REQUIRED ACTION. Wherever a line of the data contains "Onaya", copy that line.

Web page and app entries:
* * * * * * *
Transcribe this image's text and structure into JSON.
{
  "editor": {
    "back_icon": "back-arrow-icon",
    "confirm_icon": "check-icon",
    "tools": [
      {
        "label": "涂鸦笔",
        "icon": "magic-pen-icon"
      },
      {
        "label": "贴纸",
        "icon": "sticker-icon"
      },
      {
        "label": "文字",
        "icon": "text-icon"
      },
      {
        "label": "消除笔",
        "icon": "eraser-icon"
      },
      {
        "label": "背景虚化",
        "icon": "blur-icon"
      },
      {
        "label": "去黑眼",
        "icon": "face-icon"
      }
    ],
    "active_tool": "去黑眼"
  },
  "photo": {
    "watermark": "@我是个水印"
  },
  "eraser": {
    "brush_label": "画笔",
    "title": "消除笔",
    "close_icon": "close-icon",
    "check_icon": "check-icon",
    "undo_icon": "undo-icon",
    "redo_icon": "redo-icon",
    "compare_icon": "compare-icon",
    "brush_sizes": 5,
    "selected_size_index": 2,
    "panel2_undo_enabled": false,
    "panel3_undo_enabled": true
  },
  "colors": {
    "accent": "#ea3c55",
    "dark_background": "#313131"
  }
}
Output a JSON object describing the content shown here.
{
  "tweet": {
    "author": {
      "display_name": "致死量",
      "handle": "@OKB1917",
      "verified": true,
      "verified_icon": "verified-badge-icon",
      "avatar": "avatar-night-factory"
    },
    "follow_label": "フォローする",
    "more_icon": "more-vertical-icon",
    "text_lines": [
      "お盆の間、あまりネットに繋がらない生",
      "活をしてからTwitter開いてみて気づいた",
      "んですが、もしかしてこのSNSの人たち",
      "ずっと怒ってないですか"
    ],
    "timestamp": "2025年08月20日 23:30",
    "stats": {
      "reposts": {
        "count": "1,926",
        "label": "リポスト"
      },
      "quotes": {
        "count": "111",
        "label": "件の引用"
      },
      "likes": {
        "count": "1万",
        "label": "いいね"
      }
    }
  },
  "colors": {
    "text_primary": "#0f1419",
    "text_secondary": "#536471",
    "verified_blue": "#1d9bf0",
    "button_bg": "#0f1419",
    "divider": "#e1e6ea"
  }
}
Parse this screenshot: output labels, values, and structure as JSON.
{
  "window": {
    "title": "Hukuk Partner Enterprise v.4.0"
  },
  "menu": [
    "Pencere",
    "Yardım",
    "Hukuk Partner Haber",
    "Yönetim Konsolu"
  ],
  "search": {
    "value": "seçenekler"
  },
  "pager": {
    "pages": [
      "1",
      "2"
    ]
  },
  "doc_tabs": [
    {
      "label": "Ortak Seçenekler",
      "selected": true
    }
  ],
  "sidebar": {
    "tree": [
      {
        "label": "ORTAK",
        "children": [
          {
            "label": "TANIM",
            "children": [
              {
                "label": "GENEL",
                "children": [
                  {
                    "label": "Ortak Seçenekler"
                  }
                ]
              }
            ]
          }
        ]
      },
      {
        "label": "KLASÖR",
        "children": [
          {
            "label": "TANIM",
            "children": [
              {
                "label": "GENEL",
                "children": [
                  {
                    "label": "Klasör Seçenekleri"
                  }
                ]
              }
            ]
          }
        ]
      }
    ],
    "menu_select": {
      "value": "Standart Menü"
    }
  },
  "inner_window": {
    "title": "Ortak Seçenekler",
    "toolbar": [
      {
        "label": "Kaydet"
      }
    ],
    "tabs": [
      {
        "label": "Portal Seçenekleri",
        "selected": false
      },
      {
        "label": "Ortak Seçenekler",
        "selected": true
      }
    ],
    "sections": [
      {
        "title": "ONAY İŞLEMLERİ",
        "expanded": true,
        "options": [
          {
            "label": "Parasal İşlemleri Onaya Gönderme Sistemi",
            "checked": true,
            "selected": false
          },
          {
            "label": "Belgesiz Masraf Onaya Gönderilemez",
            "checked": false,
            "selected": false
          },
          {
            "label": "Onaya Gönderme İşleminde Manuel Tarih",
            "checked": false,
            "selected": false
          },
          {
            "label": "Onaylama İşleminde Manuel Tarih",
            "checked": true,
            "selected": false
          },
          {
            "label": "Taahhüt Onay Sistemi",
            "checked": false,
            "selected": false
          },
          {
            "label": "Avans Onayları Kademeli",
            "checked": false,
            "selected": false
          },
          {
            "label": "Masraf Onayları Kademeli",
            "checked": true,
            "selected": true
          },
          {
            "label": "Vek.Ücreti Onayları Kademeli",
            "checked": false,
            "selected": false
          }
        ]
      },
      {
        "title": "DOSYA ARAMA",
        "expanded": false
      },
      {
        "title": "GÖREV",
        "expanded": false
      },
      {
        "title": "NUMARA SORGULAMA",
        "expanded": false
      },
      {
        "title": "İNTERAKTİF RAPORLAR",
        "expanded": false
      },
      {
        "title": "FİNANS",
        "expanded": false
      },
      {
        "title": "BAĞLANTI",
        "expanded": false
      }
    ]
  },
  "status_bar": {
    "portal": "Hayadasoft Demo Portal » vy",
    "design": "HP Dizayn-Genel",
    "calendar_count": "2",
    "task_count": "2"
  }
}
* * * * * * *
YOUR RESPONSE.
            "label": "Parasal İşlemleri Onaya Gönderme Sistemi",
            "label": "Belgesiz Masraf Onaya Gönderilemez",
            "label": "Onaya Gönderme İşleminde Manuel Tarih",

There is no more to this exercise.